Ramping—what it means for financial-crime prosecutions….
A number of financial sector frauds are now being reported in the news.
Notable is the arrest of the HSBC executive in charge of global forex cash trading, and an outstanding warrant for a former executive at that bank.
Forex is short for foreign exchange of currencies. This is the biggest of the global financial markets. Trading in the forex market averages 5.3 trillion dollars per day!
HSBC is a British bank, one of the largest investment banks in the world, headquartered in London. Prior to the Financial Crisis of 2008, HSBC was a leader in bank transfers.

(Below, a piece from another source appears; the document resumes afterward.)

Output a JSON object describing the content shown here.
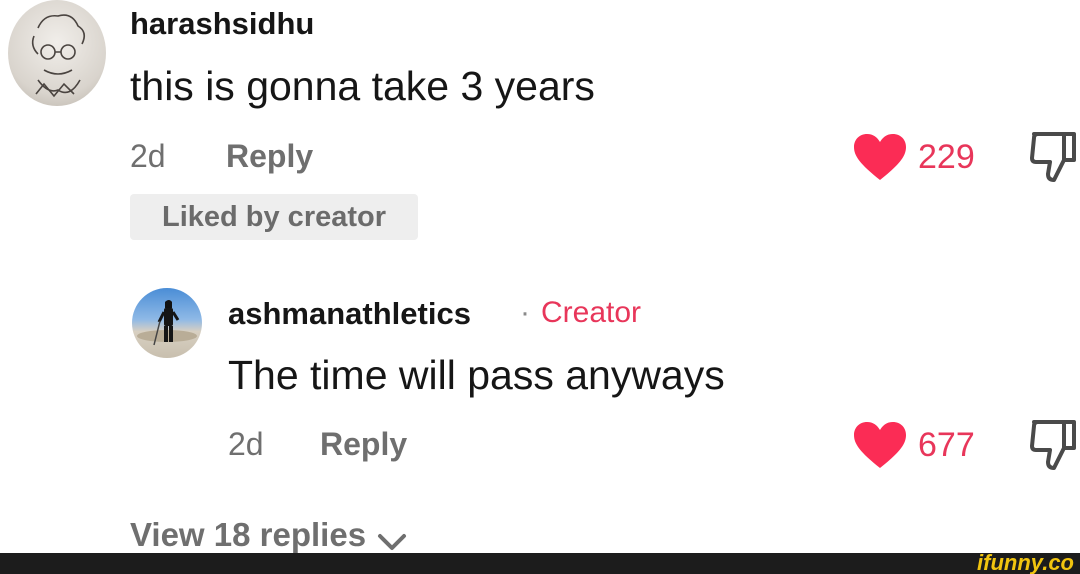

This was back in the day when bank transfers weren’t as easy to do as now. HSBC acted as an intermediary, transferring a depositor’s money from one bank or credit union into its own bank and then on to another bank or credit union.
Forex is a similar operation. An intermediary bank accomplishes a transfer of one party’s currency into a different currency that is used by another country.
Usually forex transactions are a matter of exchanging smaller countries’ currency for the big five global currencies; the US dollar, EURO, Yen, British pound, or Swiss Franc.
For business transactions, forex facilitates trade between two or more parties operating in different country currencies.
International businesses; big investors called “money-market traders”; and tourists, all depend heavily on the forex market to “get to where they’re trying to go” financially or in person.
HSBC investigated the alleged fraud, a $3.5 billion purchase of sterling in 2011 for the Cairn Energy PLC, one of Europe’s leading independent oil and gas exploration and development companies, and found no breach of HSBC’s own code of conduct.
However, after the Financial Crisis of 2008 turned over a lot of financial rocks and slimy beings scurried out into the light, HSBC was alleged to have been involved in several kinds of shady dealings. Continue reading →